### Problem to work on
For the data below, report how many lines contain the string "running" and write nothing more.

Interface dataset entries

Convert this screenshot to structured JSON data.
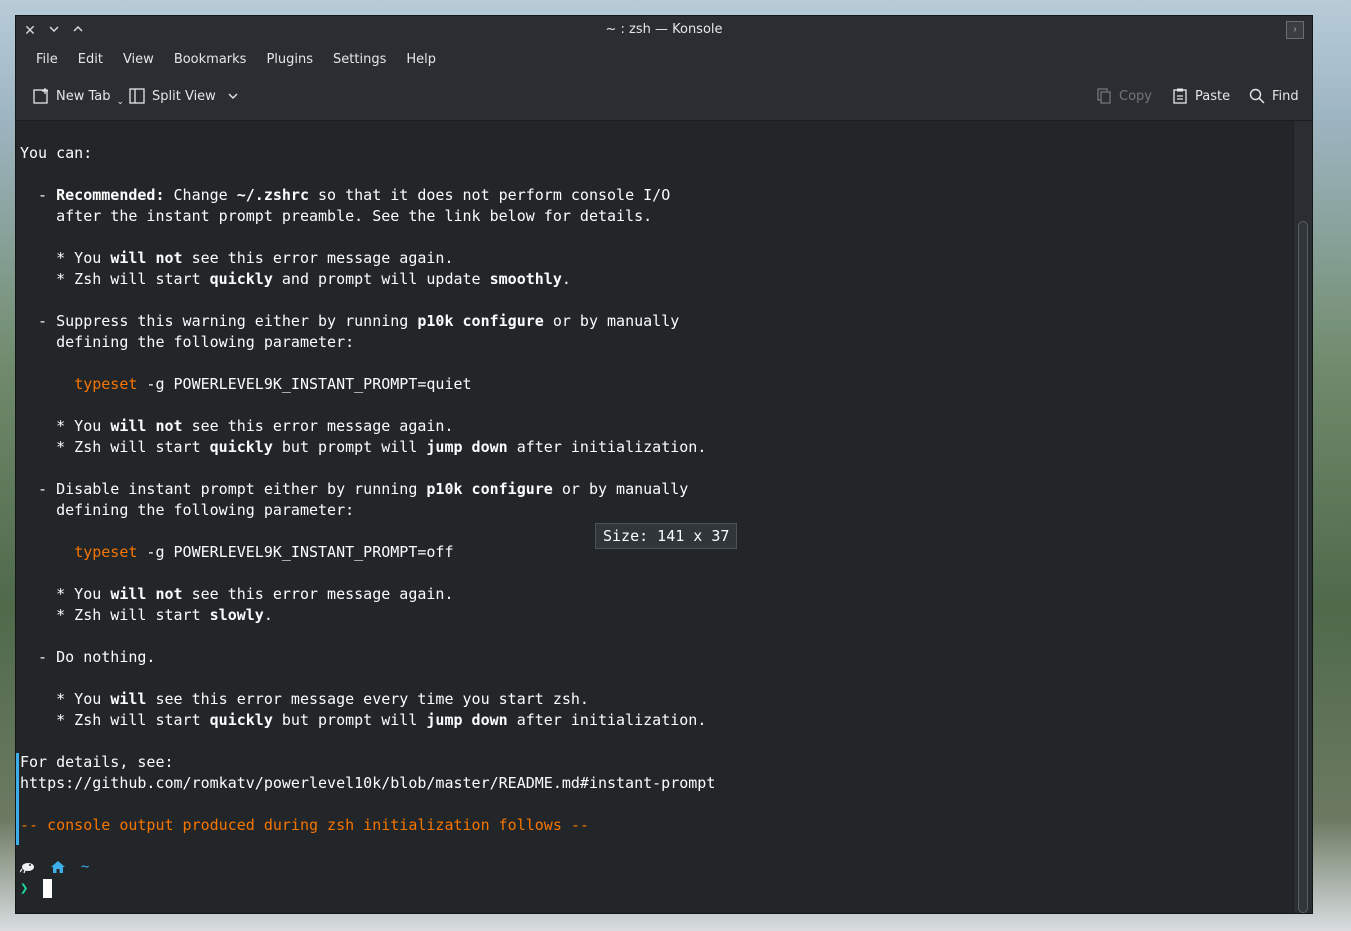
{
  "window": {
    "title": "~ : zsh — Konsole",
    "controls": [
      "close",
      "minimize",
      "maximize"
    ]
  },
  "menubar": {
    "items": [
      "File",
      "Edit",
      "View",
      "Bookmarks",
      "Plugins",
      "Settings",
      "Help"
    ]
  },
  "toolbar": {
    "new_tab": "New Tab",
    "split_view": "Split View",
    "copy": "Copy",
    "paste": "Paste",
    "find": "Find"
  },
  "terminal": {
    "lines": [
      [
        {
          "t": "You can:"
        }
      ],
      [
        {
          "t": ""
        }
      ],
      [
        {
          "t": "  - "
        },
        {
          "t": "Recommended:",
          "b": true
        },
        {
          "t": " Change "
        },
        {
          "t": "~/.zshrc",
          "b": true
        },
        {
          "t": " so that it does not perform console I/O"
        }
      ],
      [
        {
          "t": "    after the instant prompt preamble. See the link below for details."
        }
      ],
      [
        {
          "t": ""
        }
      ],
      [
        {
          "t": "    * You "
        },
        {
          "t": "will not",
          "b": true
        },
        {
          "t": " see this error message again."
        }
      ],
      [
        {
          "t": "    * Zsh will start "
        },
        {
          "t": "quickly",
          "b": true
        },
        {
          "t": " and prompt will update "
        },
        {
          "t": "smoothly",
          "b": true
        },
        {
          "t": "."
        }
      ],
      [
        {
          "t": ""
        }
      ],
      [
        {
          "t": "  - Suppress this warning either by running "
        },
        {
          "t": "p10k configure",
          "b": true
        },
        {
          "t": " or by manually"
        }
      ],
      [
        {
          "t": "    defining the following parameter:"
        }
      ],
      [
        {
          "t": ""
        }
      ],
      [
        {
          "t": "      "
        },
        {
          "t": "typeset",
          "c": "orange"
        },
        {
          "t": " -g POWERLEVEL9K_INSTANT_PROMPT=quiet"
        }
      ],
      [
        {
          "t": ""
        }
      ],
      [
        {
          "t": "    * You "
        },
        {
          "t": "will not",
          "b": true
        },
        {
          "t": " see this error message again."
        }
      ],
      [
        {
          "t": "    * Zsh will start "
        },
        {
          "t": "quickly",
          "b": true
        },
        {
          "t": " but prompt will "
        },
        {
          "t": "jump down",
          "b": true
        },
        {
          "t": " after initialization."
        }
      ],
      [
        {
          "t": ""
        }
      ],
      [
        {
          "t": "  - Disable instant prompt either by running "
        },
        {
          "t": "p10k configure",
          "b": true
        },
        {
          "t": " or by manually"
        }
      ],
      [
        {
          "t": "    defining the following parameter:"
        }
      ],
      [
        {
          "t": ""
        }
      ],
      [
        {
          "t": "      "
        },
        {
          "t": "typeset",
          "c": "orange"
        },
        {
          "t": " -g POWERLEVEL9K_INSTANT_PROMPT=off"
        }
      ],
      [
        {
          "t": ""
        }
      ],
      [
        {
          "t": "    * You "
        },
        {
          "t": "will not",
          "b": true
        },
        {
          "t": " see this error message again."
        }
      ],
      [
        {
          "t": "    * Zsh will start "
        },
        {
          "t": "slowly",
          "b": true
        },
        {
          "t": "."
        }
      ],
      [
        {
          "t": ""
        }
      ],
      [
        {
          "t": "  - Do nothing."
        }
      ],
      [
        {
          "t": ""
        }
      ],
      [
        {
          "t": "    * You "
        },
        {
          "t": "will",
          "b": true
        },
        {
          "t": " see this error message every time you start zsh."
        }
      ],
      [
        {
          "t": "    * Zsh will start "
        },
        {
          "t": "quickly",
          "b": true
        },
        {
          "t": " but prompt will "
        },
        {
          "t": "jump down",
          "b": true
        },
        {
          "t": " after initialization."
        }
      ],
      [
        {
          "t": ""
        }
      ],
      [
        {
          "t": "For details, see:"
        }
      ],
      [
        {
          "t": "https://github.com/romkatv/powerlevel10k/blob/master/README.md#instant-prompt"
        }
      ],
      [
        {
          "t": ""
        }
      ],
      [
        {
          "t": "-- console output produced during zsh initialization follows --",
          "c": "orange"
        }
      ]
    ],
    "size_tooltip": "Size: 141 x 37",
    "prompt_dir": "~",
    "prompt_char": "❯"
  },
  "colors": {
    "background": "#232629",
    "foreground": "#fcfcfc",
    "orange": "#f67400",
    "accent": "#3daee9",
    "prompt_green": "#1cdc9a"
  }
}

### Response for this exercise
2